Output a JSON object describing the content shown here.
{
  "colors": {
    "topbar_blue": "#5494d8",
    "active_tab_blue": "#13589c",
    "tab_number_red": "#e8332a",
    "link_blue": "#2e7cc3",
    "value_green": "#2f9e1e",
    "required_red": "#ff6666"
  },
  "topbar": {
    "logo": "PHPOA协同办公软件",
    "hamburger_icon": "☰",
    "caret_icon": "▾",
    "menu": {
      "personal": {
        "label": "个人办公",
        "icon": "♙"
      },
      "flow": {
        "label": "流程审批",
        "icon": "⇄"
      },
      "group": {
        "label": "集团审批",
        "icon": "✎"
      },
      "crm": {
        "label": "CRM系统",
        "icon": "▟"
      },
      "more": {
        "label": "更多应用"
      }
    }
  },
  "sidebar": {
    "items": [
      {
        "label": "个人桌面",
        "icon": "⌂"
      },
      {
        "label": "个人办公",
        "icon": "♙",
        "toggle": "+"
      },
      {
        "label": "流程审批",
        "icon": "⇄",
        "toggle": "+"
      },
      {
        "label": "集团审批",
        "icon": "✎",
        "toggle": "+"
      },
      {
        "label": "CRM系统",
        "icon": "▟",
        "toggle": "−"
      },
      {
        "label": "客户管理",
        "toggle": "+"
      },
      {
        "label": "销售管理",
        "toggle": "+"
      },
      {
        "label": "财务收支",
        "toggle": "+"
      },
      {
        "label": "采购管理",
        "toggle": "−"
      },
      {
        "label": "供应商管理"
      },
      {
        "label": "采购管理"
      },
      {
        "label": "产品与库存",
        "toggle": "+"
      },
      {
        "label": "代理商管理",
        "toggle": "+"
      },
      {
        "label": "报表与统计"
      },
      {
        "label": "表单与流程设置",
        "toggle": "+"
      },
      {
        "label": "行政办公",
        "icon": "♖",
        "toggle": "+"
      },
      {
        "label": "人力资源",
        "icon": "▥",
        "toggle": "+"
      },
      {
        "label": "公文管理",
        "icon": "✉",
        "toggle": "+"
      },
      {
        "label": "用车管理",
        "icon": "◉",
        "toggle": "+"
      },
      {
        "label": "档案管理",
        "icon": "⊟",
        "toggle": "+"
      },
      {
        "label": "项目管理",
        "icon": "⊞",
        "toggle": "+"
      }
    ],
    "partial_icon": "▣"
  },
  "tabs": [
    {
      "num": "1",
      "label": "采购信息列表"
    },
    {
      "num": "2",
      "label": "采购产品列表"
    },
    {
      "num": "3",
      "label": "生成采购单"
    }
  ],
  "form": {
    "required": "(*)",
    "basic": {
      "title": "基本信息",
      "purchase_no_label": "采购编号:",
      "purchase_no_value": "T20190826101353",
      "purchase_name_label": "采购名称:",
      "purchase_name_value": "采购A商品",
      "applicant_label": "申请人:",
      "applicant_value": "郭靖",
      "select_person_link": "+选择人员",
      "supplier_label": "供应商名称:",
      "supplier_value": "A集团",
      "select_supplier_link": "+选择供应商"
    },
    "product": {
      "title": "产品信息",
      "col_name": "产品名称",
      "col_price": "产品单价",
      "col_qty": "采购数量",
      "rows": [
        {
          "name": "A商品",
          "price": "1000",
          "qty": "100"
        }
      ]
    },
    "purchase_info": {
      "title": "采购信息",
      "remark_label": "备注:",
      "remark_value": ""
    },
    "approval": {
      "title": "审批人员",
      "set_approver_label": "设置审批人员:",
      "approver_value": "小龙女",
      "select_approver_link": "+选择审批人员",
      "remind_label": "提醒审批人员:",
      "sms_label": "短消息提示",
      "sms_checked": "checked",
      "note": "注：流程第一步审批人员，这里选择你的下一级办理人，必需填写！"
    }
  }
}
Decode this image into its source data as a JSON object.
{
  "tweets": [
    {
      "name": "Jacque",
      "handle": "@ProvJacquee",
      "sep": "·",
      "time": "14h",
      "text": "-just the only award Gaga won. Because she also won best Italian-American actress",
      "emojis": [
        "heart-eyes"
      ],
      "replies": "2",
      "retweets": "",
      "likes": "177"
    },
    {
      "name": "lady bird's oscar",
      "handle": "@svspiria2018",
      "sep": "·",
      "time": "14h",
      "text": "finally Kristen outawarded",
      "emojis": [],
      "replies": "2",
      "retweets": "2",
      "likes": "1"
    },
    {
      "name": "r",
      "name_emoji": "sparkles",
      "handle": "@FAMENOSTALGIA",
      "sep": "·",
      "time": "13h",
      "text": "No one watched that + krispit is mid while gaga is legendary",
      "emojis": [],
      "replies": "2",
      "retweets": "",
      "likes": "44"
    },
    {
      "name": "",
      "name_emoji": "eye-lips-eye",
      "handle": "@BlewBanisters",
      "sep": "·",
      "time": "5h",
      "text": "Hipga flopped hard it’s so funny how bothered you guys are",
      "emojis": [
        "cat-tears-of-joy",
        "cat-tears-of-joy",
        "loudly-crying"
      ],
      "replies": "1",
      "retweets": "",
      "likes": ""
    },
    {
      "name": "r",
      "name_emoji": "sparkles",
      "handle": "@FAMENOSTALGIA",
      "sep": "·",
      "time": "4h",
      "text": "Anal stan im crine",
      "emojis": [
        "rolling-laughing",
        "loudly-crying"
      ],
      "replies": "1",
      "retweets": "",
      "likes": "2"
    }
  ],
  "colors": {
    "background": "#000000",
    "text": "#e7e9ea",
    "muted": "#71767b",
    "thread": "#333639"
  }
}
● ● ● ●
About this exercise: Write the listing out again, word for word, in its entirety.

Solution to the problem:
Output a JSON object describing the content shown here.
{
  "colors": {
    "topbar_blue": "#5494d8",
    "active_tab_blue": "#13589c",
    "tab_number_red": "#e8332a",
    "link_blue": "#2e7cc3",
    "value_green": "#2f9e1e",
    "required_red": "#ff6666"
  },
  "topbar": {
    "logo": "PHPOA协同办公软件",
    "hamburger_icon": "☰",
    "caret_icon": "▾",
    "menu": {
      "personal": {
        "label": "个人办公",
        "icon": "♙"
      },
      "flow": {
        "label": "流程审批",
        "icon": "⇄"
      },
      "group": {
        "label": "集团审批",
        "icon": "✎"
      },
      "crm": {
        "label": "CRM系统",
        "icon": "▟"
      },
      "more": {
        "label": "更多应用"
      }
    }
  },
  "sidebar": {
    "items": [
      {
        "label": "个人桌面",
        "icon": "⌂"
      },
      {
        "label": "个人办公",
        "icon": "♙",
        "toggle": "+"
      },
      {
        "label": "流程审批",
        "icon": "⇄",
        "toggle": "+"
      },
      {
        "label": "集团审批",
        "icon": "✎",
        "toggle": "+"
      },
      {
        "label": "CRM系统",
        "icon": "▟",
        "toggle": "−"
      },
      {
        "label": "客户管理",
        "toggle": "+"
      },
      {
        "label": "销售管理",
        "toggle": "+"
      },
      {
        "label": "财务收支",
        "toggle": "+"
      },
      {
        "label": "采购管理",
        "toggle": "−"
      },
      {
        "label": "供应商管理"
      },
      {
        "label": "采购管理"
      },
      {
        "label": "产品与库存",
        "toggle": "+"
      },
      {
        "label": "代理商管理",
        "toggle": "+"
      },
      {
        "label": "报表与统计"
      },
      {
        "label": "表单与流程设置",
        "toggle": "+"
      },
      {
        "label": "行政办公",
        "icon": "♖",
        "toggle": "+"
      },
      {
        "label": "人力资源",
        "icon": "▥",
        "toggle": "+"
      },
      {
        "label": "公文管理",
        "icon": "✉",
        "toggle": "+"
      },
      {
        "label": "用车管理",
        "icon": "◉",
        "toggle": "+"
      },
      {
        "label": "档案管理",
        "icon": "⊟",
        "toggle": "+"
      },
      {
        "label": "项目管理",
        "icon": "⊞",
        "toggle": "+"
      }
    ],
    "partial_icon": "▣"
  },
  "tabs": [
    {
      "num": "1",
      "label": "采购信息列表"
    },
    {
      "num": "2",
      "label": "采购产品列表"
    },
    {
      "num": "3",
      "label": "生成采购单"
    }
  ],
  "form": {
    "required": "(*)",
    "basic": {
      "title": "基本信息",
      "purchase_no_label": "采购编号:",
      "purchase_no_value": "T20190826101353",
      "purchase_name_label": "采购名称:",
      "purchase_name_value": "采购A商品",
      "applicant_label": "申请人:",
      "applicant_value": "郭靖",
      "select_person_link": "+选择人员",
      "supplier_label": "供应商名称:",
      "supplier_value": "A集团",
      "select_supplier_link": "+选择供应商"
    },
    "product": {
      "title": "产品信息",
      "col_name": "产品名称",
      "col_price": "产品单价",
      "col_qty": "采购数量",
      "rows": [
        {
          "name": "A商品",
          "price": "1000",
          "qty": "100"
        }
      ]
    },
    "purchase_info": {
      "title": "采购信息",
      "remark_label": "备注:",
      "remark_value": ""
    },
    "approval": {
      "title": "审批人员",
      "set_approver_label": "设置审批人员:",
      "approver_value": "小龙女",
      "select_approver_link": "+选择审批人员",
      "remind_label": "提醒审批人员:",
      "sms_label": "短消息提示",
      "sms_checked": "checked",
      "note": "注：流程第一步审批人员，这里选择你的下一级办理人，必需填写！"
    }
  }
}
Decode this image into its source data as a JSON object.
{
  "tweets": [
    {
      "name": "Jacque",
      "handle": "@ProvJacquee",
      "sep": "·",
      "time": "14h",
      "text": "-just the only award Gaga won. Because she also won best Italian-American actress",
      "emojis": [
        "heart-eyes"
      ],
      "replies": "2",
      "retweets": "",
      "likes": "177"
    },
    {
      "name": "lady bird's oscar",
      "handle": "@svspiria2018",
      "sep": "·",
      "time": "14h",
      "text": "finally Kristen outawarded",
      "emojis": [],
      "replies": "2",
      "retweets": "2",
      "likes": "1"
    },
    {
      "name": "r",
      "name_emoji": "sparkles",
      "handle": "@FAMENOSTALGIA",
      "sep": "·",
      "time": "13h",
      "text": "No one watched that + krispit is mid while gaga is legendary",
      "emojis": [],
      "replies": "2",
      "retweets": "",
      "likes": "44"
    },
    {
      "name": "",
      "name_emoji": "eye-lips-eye",
      "handle": "@BlewBanisters",
      "sep": "·",
      "time": "5h",
      "text": "Hipga flopped hard it’s so funny how bothered you guys are",
      "emojis": [
        "cat-tears-of-joy",
        "cat-tears-of-joy",
        "loudly-crying"
      ],
      "replies": "1",
      "retweets": "",
      "likes": ""
    },
    {
      "name": "r",
      "name_emoji": "sparkles",
      "handle": "@FAMENOSTALGIA",
      "sep": "·",
      "time": "4h",
      "text": "Anal stan im crine",
      "emojis": [
        "rolling-laughing",
        "loudly-crying"
      ],
      "replies": "1",
      "retweets": "",
      "likes": "2"
    }
  ],
  "colors": {
    "background": "#000000",
    "text": "#e7e9ea",
    "muted": "#71767b",
    "thread": "#333639"
  }
}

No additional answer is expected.